> Work order: Keep only the lines of the data below that contain "خدمت", and copy them.

[Data excerpts]
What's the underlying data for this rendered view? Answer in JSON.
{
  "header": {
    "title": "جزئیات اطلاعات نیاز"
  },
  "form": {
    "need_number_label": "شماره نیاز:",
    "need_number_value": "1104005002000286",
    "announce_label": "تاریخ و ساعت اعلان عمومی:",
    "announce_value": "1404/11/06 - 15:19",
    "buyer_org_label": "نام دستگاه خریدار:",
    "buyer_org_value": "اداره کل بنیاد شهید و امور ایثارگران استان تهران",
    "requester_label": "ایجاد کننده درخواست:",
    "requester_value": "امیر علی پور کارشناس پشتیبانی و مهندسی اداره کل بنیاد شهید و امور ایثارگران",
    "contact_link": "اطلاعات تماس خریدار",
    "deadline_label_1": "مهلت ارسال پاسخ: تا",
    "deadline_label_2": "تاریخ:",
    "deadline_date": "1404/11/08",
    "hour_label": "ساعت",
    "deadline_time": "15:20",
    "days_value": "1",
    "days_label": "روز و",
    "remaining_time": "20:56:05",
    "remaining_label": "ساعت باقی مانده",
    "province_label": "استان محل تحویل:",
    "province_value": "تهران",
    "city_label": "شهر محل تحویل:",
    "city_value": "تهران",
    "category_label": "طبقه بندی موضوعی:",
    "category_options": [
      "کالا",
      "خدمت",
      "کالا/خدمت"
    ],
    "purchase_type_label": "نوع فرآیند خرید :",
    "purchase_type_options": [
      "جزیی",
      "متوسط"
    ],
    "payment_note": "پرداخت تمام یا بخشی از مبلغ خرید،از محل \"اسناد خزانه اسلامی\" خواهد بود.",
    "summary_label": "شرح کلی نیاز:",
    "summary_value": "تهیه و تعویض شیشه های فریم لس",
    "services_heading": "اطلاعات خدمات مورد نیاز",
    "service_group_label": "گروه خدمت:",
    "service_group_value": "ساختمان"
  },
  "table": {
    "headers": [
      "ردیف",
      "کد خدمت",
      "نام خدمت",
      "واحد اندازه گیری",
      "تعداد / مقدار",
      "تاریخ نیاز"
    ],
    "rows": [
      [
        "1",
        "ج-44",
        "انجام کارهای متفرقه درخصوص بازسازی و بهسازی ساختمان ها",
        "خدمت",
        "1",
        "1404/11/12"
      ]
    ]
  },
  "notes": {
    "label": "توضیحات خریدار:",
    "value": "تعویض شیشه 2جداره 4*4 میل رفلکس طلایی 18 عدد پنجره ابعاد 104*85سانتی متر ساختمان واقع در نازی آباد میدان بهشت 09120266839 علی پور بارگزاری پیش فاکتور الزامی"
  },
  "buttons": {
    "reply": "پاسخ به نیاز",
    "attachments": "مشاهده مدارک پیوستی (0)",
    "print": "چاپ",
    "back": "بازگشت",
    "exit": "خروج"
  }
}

> Response:
      "خدمت",
      "کالا/خدمت"
    "service_group_label": "گروه خدمت:",
      "کد خدمت",
      "نام خدمت",
        "خدمت",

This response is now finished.